I get that Wes Craven felt that he needed to breathe new life into the franchise that he kicked off over a decade earlier, to make it relevant once more however 'A New Nightmare' uses a very heavy hand whilst venturing into self-referential territory, and I just don't think it works. Freddy Krueger is a cinematic villain, he exists on film, and is always effectively played by Robert Englund, so don't try to tell me he's real. I love the 'Nightmare on Elm Street' universe, and I feel like it was a mistake taking the viewer out of it, and instead into the real Hollywood world where the actual actors who portray some of our favourite characters throughout the series are now front and centre. Heather Langenkamp is awesome but she's Nancy, our heroine from the first film--she is not Heather. The same goes for John Saxon (Nancy's father), and Robert Englund. The idea of a horror movie surrounding the actual actors, and filmmakers responsible for a popular film series' success is a fun one but it's tricky, and I don't think it was a successful risk for Craven.
When i'm told that these are all just actors who portrayed our favourite characters in any kind of film universe, obviously I'm well aware of that but when I'm beaten over the head with it repeatedly, it's actually harmful towards the history of the franchise. Movies like these are all about escapism, you're a fan of the genre so it's a pleasure to disappear into one for a couple hours at a time, that's a big reason why we watch them. When, for the sake of the story, I'm supposed to convince myself that none of that matters anymore, that it's all just smoke and mirrors, not only does it feel mildly insulting but it also removes any stakes whatsoever, and becomes slightly boring. "Oh, it's okay, Freddy isn't real, he's just an actor--no WAIT! He IS real! But not really. Well, he's sort of real". The different realities are in constant conflict, and after awhile it just stops making sense, and becomes irritating.
I feel like I should take a step back here, quit dumping on the concept, and say that there are still some entertaining parts scattered throughout. Freddy is Freddy, and no matter what, he'll always be a great, and iconic villain. There's a terrific set piece toward the end on a busy L.A. highway at night that I thought was quite well staged. You still get some fairly cool kills, although none are particular standouts. Lastly, it's kind of funny to see Wes Craven playing himself, explaining that he's actually scared of horror movies, and they give him nightmares.

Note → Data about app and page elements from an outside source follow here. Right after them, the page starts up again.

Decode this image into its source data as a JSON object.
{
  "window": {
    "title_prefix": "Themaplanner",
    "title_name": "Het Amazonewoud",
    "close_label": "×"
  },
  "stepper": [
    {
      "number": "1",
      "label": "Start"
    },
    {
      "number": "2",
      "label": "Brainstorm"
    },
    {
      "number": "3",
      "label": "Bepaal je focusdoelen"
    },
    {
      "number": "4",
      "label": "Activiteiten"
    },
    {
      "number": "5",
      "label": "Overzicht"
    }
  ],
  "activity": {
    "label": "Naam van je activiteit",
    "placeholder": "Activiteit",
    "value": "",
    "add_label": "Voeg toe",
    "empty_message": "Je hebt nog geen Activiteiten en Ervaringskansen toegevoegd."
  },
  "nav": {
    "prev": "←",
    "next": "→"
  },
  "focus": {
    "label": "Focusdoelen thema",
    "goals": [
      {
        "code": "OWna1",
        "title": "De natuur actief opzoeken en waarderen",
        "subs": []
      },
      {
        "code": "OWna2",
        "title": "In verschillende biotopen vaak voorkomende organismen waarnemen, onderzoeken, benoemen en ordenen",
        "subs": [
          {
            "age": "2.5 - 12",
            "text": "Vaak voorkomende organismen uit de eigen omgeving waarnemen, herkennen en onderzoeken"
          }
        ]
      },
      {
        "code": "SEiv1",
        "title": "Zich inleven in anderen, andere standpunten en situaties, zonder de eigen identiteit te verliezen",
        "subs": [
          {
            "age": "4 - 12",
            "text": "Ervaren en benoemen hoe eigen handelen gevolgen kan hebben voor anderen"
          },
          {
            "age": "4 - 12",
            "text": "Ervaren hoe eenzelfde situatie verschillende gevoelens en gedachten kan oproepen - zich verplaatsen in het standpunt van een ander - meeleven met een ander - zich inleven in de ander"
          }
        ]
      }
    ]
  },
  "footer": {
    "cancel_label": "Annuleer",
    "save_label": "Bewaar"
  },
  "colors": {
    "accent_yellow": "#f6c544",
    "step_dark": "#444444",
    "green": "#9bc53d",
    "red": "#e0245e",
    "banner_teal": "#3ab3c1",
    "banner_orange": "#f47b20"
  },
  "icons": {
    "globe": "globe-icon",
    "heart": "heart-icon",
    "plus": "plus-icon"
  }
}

Har dee har har. 'New Nightmare' is a mediocre watch, and one I can't see myself re-visiting too often down the road--I bet I'll end up watching 'Dream Child' even more, and that one stinks!